Telenor completes Nordic sweep with DNA acquisition

Norwegian telco Telenor has completed its reach across the Nordics, taking the first steps to acquire Finnish operator DNA.

Telenor has now officially entered into agreements with DNA’s two largest shareholders Finda Telecoms and PHP, who hold stakes of 28.3% and 25.8% respectively. Following approval at the Finda Telecoms and PHP AGMs, and regulatory approval, a mandatory public tender offer will be triggered for the remaining outstanding shares in DNA by Telenor. The current 54% will cost Telenor €1.5 billion.

The transaction is expected to be completed in Q3 2019, with the remaining shares being purchased for the same amount, valuing the entire DNA business at roughly €2.8 billion.

“I am very pleased to announce today’s transaction and our entry into Finland, the fastest growing mobile market in Europe,” said Telenor Group CEO Sigve Brekke.

“DNA is an exciting addition to Telenor Group, and a natural complement to our existing operations in the Nordic region. Not only are we strengthening our footprint in the Nordic region, we are also gaining a solid position across fixed and mobile in the Finnish market and making room for further value creation.”
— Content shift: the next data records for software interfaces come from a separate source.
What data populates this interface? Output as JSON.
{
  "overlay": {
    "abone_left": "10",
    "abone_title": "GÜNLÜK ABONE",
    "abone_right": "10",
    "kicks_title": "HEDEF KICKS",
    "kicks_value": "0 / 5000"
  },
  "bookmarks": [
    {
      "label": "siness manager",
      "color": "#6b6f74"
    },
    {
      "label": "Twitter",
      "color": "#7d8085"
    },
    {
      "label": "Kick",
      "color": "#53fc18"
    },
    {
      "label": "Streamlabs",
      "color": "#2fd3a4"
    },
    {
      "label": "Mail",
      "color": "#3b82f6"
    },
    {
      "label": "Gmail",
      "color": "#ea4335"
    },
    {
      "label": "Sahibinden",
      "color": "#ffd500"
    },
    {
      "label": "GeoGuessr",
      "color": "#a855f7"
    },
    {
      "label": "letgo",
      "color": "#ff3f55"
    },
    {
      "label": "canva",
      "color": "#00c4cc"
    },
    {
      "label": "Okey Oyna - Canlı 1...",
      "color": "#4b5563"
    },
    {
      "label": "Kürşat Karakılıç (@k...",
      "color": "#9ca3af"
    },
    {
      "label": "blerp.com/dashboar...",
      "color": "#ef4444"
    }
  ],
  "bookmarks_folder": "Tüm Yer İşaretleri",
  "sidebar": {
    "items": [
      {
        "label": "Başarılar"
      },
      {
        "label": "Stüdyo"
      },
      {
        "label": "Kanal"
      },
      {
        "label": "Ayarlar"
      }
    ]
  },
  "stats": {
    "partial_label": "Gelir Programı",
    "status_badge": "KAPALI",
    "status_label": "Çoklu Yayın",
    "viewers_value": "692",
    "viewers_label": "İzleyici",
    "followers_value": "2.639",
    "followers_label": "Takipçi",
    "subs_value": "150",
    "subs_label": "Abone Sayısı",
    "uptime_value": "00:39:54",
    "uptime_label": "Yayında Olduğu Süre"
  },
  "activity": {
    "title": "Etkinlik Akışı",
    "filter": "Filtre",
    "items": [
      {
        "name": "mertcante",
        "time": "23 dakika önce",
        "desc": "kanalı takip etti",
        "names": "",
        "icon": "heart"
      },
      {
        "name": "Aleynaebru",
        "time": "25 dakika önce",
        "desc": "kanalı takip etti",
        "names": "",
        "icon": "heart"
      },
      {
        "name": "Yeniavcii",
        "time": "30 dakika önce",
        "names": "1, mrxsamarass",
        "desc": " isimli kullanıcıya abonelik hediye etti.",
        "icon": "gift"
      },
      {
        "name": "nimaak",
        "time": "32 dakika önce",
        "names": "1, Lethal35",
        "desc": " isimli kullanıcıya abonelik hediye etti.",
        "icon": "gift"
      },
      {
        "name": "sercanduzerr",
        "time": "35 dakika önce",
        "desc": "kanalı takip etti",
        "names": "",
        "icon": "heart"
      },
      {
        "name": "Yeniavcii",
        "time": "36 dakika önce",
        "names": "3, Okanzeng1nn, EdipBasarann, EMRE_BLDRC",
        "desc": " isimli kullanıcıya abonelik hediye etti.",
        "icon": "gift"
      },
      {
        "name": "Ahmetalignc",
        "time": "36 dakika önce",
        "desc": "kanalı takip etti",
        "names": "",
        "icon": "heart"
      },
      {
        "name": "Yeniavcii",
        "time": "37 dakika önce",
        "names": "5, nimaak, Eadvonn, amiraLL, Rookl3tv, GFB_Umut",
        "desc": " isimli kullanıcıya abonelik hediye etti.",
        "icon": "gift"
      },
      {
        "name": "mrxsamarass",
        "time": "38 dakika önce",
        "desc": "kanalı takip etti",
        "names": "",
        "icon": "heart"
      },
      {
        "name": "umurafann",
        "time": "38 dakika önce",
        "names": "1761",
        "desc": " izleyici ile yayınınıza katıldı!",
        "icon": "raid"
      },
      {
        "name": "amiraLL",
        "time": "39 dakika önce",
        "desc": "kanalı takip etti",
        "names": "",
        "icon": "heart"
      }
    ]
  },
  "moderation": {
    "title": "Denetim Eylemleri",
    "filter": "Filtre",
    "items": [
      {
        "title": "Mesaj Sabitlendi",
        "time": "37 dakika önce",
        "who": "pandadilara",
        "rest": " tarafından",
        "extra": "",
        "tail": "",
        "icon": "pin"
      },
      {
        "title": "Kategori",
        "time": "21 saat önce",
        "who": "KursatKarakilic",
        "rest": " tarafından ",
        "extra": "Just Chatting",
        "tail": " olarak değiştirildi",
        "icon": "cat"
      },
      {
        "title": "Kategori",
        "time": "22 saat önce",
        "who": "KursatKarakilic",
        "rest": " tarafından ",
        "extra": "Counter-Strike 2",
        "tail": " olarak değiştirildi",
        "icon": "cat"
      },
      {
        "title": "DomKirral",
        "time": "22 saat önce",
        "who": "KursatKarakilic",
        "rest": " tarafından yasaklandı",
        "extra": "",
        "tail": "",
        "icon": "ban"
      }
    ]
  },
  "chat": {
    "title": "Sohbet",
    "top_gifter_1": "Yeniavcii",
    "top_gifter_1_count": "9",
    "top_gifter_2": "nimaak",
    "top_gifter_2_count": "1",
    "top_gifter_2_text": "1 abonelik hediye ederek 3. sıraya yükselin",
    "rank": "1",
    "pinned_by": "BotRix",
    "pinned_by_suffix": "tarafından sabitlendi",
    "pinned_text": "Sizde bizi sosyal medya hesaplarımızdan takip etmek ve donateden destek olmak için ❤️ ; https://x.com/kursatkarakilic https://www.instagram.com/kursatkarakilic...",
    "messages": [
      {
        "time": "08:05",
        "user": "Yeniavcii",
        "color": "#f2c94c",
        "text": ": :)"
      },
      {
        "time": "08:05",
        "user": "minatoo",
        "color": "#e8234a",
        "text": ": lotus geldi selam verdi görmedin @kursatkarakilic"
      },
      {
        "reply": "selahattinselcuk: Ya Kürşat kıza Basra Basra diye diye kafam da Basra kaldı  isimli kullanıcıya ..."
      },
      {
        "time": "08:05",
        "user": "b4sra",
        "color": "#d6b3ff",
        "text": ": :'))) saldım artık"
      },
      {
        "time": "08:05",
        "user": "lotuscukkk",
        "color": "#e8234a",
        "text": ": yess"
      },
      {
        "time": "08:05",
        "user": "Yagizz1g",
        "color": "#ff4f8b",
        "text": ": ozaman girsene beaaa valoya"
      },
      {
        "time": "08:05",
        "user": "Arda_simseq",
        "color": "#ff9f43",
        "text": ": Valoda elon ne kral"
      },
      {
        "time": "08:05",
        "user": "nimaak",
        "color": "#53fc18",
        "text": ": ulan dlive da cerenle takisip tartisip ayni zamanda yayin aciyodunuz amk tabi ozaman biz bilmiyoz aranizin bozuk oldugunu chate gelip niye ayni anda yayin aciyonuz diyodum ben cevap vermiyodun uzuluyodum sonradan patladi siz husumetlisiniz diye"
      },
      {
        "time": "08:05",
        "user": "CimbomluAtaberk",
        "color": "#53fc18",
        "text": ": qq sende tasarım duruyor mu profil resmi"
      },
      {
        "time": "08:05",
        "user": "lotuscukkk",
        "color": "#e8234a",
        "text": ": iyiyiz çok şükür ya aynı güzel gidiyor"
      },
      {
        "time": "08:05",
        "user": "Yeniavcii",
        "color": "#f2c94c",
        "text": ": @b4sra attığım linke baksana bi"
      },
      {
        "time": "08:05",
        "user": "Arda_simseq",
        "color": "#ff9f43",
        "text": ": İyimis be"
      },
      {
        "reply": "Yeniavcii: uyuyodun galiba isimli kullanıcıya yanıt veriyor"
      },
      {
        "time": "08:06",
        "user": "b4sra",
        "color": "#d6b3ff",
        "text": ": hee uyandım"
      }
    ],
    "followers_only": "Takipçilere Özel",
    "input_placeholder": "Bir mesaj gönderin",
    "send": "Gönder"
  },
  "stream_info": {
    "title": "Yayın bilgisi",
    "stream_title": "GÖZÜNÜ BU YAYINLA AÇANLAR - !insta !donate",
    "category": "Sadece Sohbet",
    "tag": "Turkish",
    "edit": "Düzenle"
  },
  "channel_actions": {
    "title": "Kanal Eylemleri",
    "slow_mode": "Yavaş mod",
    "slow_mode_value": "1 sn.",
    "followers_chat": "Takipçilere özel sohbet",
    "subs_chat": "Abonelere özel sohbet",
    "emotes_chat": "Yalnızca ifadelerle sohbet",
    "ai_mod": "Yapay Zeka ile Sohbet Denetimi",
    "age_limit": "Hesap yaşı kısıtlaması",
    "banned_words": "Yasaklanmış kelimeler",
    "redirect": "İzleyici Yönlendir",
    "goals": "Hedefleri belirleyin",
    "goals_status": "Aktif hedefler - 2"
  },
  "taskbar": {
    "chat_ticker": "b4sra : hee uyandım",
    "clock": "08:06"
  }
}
DNA has been crafting itself a useful position in the Finnish market, with both fixed and mobile offerings. Having been founded in 2000, and restructured through various mergers in 2007, DNA has grown to become Finland’s third largest telco with a mobile market share of 28%. With Finland proving to be one of the fastest growing markets in Europe, this could be a useful acquisition from Telenor.

Having grown its mobile service revenues by at least 9.3% year-on-year for the last three years, Telenor expects to use its own expertise to grow revenues further through a larger product portfolio, though the enterprise market is also a target. On the business side of things, Telenor’s international footprint will certainly help, with operations across the Nordics.

The transaction will also offer Telenor more ammunition as it battles its Nordic competitor Telia,

Although Telenor still does have assets across various Asian markets, Pakistan and Thailand for example, it has been narrowing its focus on the Nordic markets recently. Exiting from India, although this was partly forced due to the success of Reliance Jio, while offloading its Eastern European business units will give the team more resources to dominate the Nordic region, though it will have to deal with Telia.

Should the transaction be approved by all the relevant parties, Telenor will have a presence in all the Nordic markets, pinning it head to head with long-time rival Telia. Aside from the Swedish market where Telia dominates, the pair are largely on level pegging, though the DNA business will add momentum.

Alongside considerable growth over the last three years, Finnish consumers have the biggest data appetites across the bloc. According to data from the OECD, the average Finnish mobile data subscription is a massive 15 GB per month which dwarfs the likes of the UK and France, where the average contract is 2.6 and 3.6 GB per month.

Nordics team up to storm the 5G world

All five of nations in the Nordic region have signed a Letter of Intent, favouring regional collaboration to launch a leadership bid in the 5G rankings.

The letter itself was signed in Örnsköldsvik in Sweden at the annual two-day meeting of the regional leaders, with each Prime Minister committed to the collaborative dream. It’s an approach which hasn’t really been seen elsewhere, passive aggressive comments seem to be the speciality for 5G, but considering the relatively small size of the economies and populations in the five countries, pooling resources and objectives does seem like a sensible move.

The prime minister signatories are: Stefan Löfven (Sweden), Erna Solberg (Norway), Lars Løkke Rasmussen (Denmark), Juha Sipilä (Finland), Katrín Jakobsdóttir (Iceland).

Nordic Prime Ministers

“The deployment of 5G will require substantial investments as well as the appropriate regulatory framework,” the letter reads. “At political level, we commit to creating the conditions in the public sector for digitalisation and 5G to flourish. As Nordic prime ministers, we have agreed to the common vision of being the first and most integrated 5G region in the world. We want to create a common Nordic 5G space.”

The letter itself agrees to set up a common action plan addressing the development of testing facilities and test beds, technical coordination of 5G frequency bands within the region and the removal of obstacles to expansion of the 5G network, in particular deployment of base stations and antennas. More specifically, transport, mission critical communications, smart manufacturing, energy and agriculture are the targeted segments.

As you would imagine, there has been a rousing welcome from vendors and operators, signing their own letter in response:

“As CEOs of the leading Nordic telecommunication companies, we welcome the letter of intent on 5G development signed today by the leaders of Nordic countries. A vision for a common Nordic 5G space agreed today confirms our region’s ambition to remain a leading digitalized and innovation region to the benefit of our societies. The challenge ahead is to make this vision a practical reality.”

As an idea, it is certainly a sound one. Getting 5G right is certainly going to be a costly investment and achieving economies of scale will be critical to ensure an effective experience. However, balancing the needs of the individual countries against the greater good of the region will be a tricky task. Sacrifices will have to be made, and could be the deciding factor as to whether this nice idea becomes a reality.